[WORK ORDER] Leaving the pictures aside, repeat the entries exactly.

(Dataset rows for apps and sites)
● ● ● ● ● ● ●

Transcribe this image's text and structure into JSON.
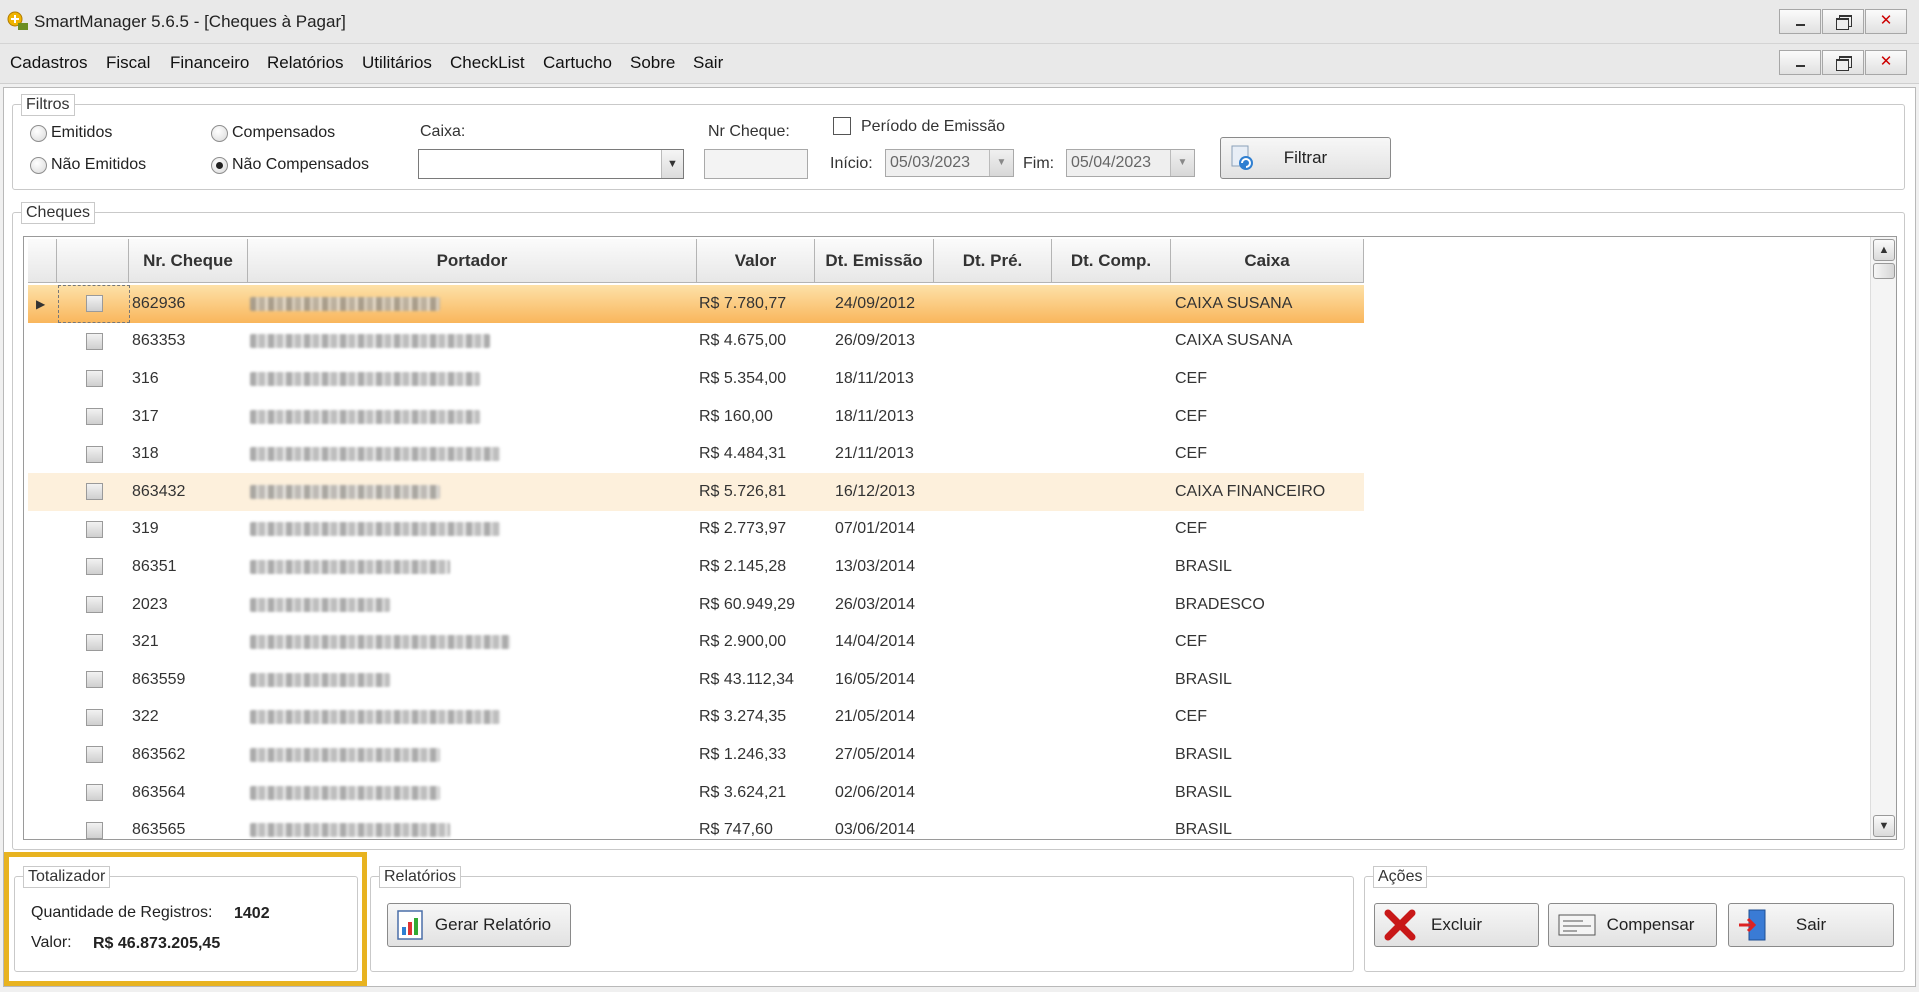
{
  "window": {
    "title": "SmartManager 5.6.5 - [Cheques à Pagar]"
  },
  "menu": [
    "Cadastros",
    "Fiscal",
    "Financeiro",
    "Relatórios",
    "Utilitários",
    "CheckList",
    "Cartucho",
    "Sobre",
    "Sair"
  ],
  "filters": {
    "legend": "Filtros",
    "radio_emitidos": "Emitidos",
    "radio_nao_emitidos": "Não Emitidos",
    "radio_compensados": "Compensados",
    "radio_nao_compensados": "Não Compensados",
    "caixa_label": "Caixa:",
    "caixa_value": "",
    "nr_cheque_label": "Nr Cheque:",
    "periodo_label": "Período de Emissão",
    "inicio_label": "Início:",
    "inicio_value": "05/03/2023",
    "fim_label": "Fim:",
    "fim_value": "05/04/2023",
    "filtrar_label": "Filtrar"
  },
  "cheques": {
    "legend": "Cheques",
    "columns": [
      "",
      "Nr. Cheque",
      "Portador",
      "Valor",
      "Dt. Emissão",
      "Dt. Pré.",
      "Dt. Comp.",
      "Caixa"
    ],
    "rows": [
      {
        "nr": "862936",
        "valor": "R$ 7.780,77",
        "emissao": "24/09/2012",
        "caixa": "CAIXA SUSANA"
      },
      {
        "nr": "863353",
        "valor": "R$ 4.675,00",
        "emissao": "26/09/2013",
        "caixa": "CAIXA SUSANA"
      },
      {
        "nr": "316",
        "valor": "R$ 5.354,00",
        "emissao": "18/11/2013",
        "caixa": "CEF"
      },
      {
        "nr": "317",
        "valor": "R$ 160,00",
        "emissao": "18/11/2013",
        "caixa": "CEF"
      },
      {
        "nr": "318",
        "valor": "R$ 4.484,31",
        "emissao": "21/11/2013",
        "caixa": "CEF"
      },
      {
        "nr": "863432",
        "valor": "R$ 5.726,81",
        "emissao": "16/12/2013",
        "caixa": "CAIXA FINANCEIRO"
      },
      {
        "nr": "319",
        "valor": "R$ 2.773,97",
        "emissao": "07/01/2014",
        "caixa": "CEF"
      },
      {
        "nr": "86351",
        "valor": "R$ 2.145,28",
        "emissao": "13/03/2014",
        "caixa": "BRASIL"
      },
      {
        "nr": "2023",
        "valor": "R$ 60.949,29",
        "emissao": "26/03/2014",
        "caixa": "BRADESCO"
      },
      {
        "nr": "321",
        "valor": "R$ 2.900,00",
        "emissao": "14/04/2014",
        "caixa": "CEF"
      },
      {
        "nr": "863559",
        "valor": "R$ 43.112,34",
        "emissao": "16/05/2014",
        "caixa": "BRASIL"
      },
      {
        "nr": "322",
        "valor": "R$ 3.274,35",
        "emissao": "21/05/2014",
        "caixa": "CEF"
      },
      {
        "nr": "863562",
        "valor": "R$ 1.246,33",
        "emissao": "27/05/2014",
        "caixa": "BRASIL"
      },
      {
        "nr": "863564",
        "valor": "R$ 3.624,21",
        "emissao": "02/06/2014",
        "caixa": "BRASIL"
      },
      {
        "nr": "863565",
        "valor": "R$ 747,60",
        "emissao": "03/06/2014",
        "caixa": "BRASIL"
      }
    ]
  },
  "totalizador": {
    "legend": "Totalizador",
    "qtd_label": "Quantidade de Registros:",
    "qtd_value": "1402",
    "valor_label": "Valor:",
    "valor_value": "R$ 46.873.205,45"
  },
  "relatorios": {
    "legend": "Relatórios",
    "gerar_label": "Gerar Relatório"
  },
  "acoes": {
    "legend": "Ações",
    "excluir_label": "Excluir",
    "compensar_label": "Compensar",
    "sair_label": "Sair"
  },
  "colors": {
    "selected_row": "#f9b65c",
    "alt_row": "#fdf0dc",
    "highlight": "#e8b320"
  }
}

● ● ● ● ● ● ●

[SOLUTION TO THE PROBLEM]
Transcribe this image's text and structure into JSON.
{
  "window": {
    "title": "SmartManager 5.6.5 - [Cheques à Pagar]"
  },
  "menu": [
    "Cadastros",
    "Fiscal",
    "Financeiro",
    "Relatórios",
    "Utilitários",
    "CheckList",
    "Cartucho",
    "Sobre",
    "Sair"
  ],
  "filters": {
    "legend": "Filtros",
    "radio_emitidos": "Emitidos",
    "radio_nao_emitidos": "Não Emitidos",
    "radio_compensados": "Compensados",
    "radio_nao_compensados": "Não Compensados",
    "caixa_label": "Caixa:",
    "caixa_value": "",
    "nr_cheque_label": "Nr Cheque:",
    "periodo_label": "Período de Emissão",
    "inicio_label": "Início:",
    "inicio_value": "05/03/2023",
    "fim_label": "Fim:",
    "fim_value": "05/04/2023",
    "filtrar_label": "Filtrar"
  },
  "cheques": {
    "legend": "Cheques",
    "columns": [
      "",
      "Nr. Cheque",
      "Portador",
      "Valor",
      "Dt. Emissão",
      "Dt. Pré.",
      "Dt. Comp.",
      "Caixa"
    ],
    "rows": [
      {
        "nr": "862936",
        "valor": "R$ 7.780,77",
        "emissao": "24/09/2012",
        "caixa": "CAIXA SUSANA"
      },
      {
        "nr": "863353",
        "valor": "R$ 4.675,00",
        "emissao": "26/09/2013",
        "caixa": "CAIXA SUSANA"
      },
      {
        "nr": "316",
        "valor": "R$ 5.354,00",
        "emissao": "18/11/2013",
        "caixa": "CEF"
      },
      {
        "nr": "317",
        "valor": "R$ 160,00",
        "emissao": "18/11/2013",
        "caixa": "CEF"
      },
      {
        "nr": "318",
        "valor": "R$ 4.484,31",
        "emissao": "21/11/2013",
        "caixa": "CEF"
      },
      {
        "nr": "863432",
        "valor": "R$ 5.726,81",
        "emissao": "16/12/2013",
        "caixa": "CAIXA FINANCEIRO"
      },
      {
        "nr": "319",
        "valor": "R$ 2.773,97",
        "emissao": "07/01/2014",
        "caixa": "CEF"
      },
      {
        "nr": "86351",
        "valor": "R$ 2.145,28",
        "emissao": "13/03/2014",
        "caixa": "BRASIL"
      },
      {
        "nr": "2023",
        "valor": "R$ 60.949,29",
        "emissao": "26/03/2014",
        "caixa": "BRADESCO"
      },
      {
        "nr": "321",
        "valor": "R$ 2.900,00",
        "emissao": "14/04/2014",
        "caixa": "CEF"
      },
      {
        "nr": "863559",
        "valor": "R$ 43.112,34",
        "emissao": "16/05/2014",
        "caixa": "BRASIL"
      },
      {
        "nr": "322",
        "valor": "R$ 3.274,35",
        "emissao": "21/05/2014",
        "caixa": "CEF"
      },
      {
        "nr": "863562",
        "valor": "R$ 1.246,33",
        "emissao": "27/05/2014",
        "caixa": "BRASIL"
      },
      {
        "nr": "863564",
        "valor": "R$ 3.624,21",
        "emissao": "02/06/2014",
        "caixa": "BRASIL"
      },
      {
        "nr": "863565",
        "valor": "R$ 747,60",
        "emissao": "03/06/2014",
        "caixa": "BRASIL"
      }
    ]
  },
  "totalizador": {
    "legend": "Totalizador",
    "qtd_label": "Quantidade de Registros:",
    "qtd_value": "1402",
    "valor_label": "Valor:",
    "valor_value": "R$ 46.873.205,45"
  },
  "relatorios": {
    "legend": "Relatórios",
    "gerar_label": "Gerar Relatório"
  },
  "acoes": {
    "legend": "Ações",
    "excluir_label": "Excluir",
    "compensar_label": "Compensar",
    "sair_label": "Sair"
  },
  "colors": {
    "selected_row": "#f9b65c",
    "alt_row": "#fdf0dc",
    "highlight": "#e8b320"
  }
}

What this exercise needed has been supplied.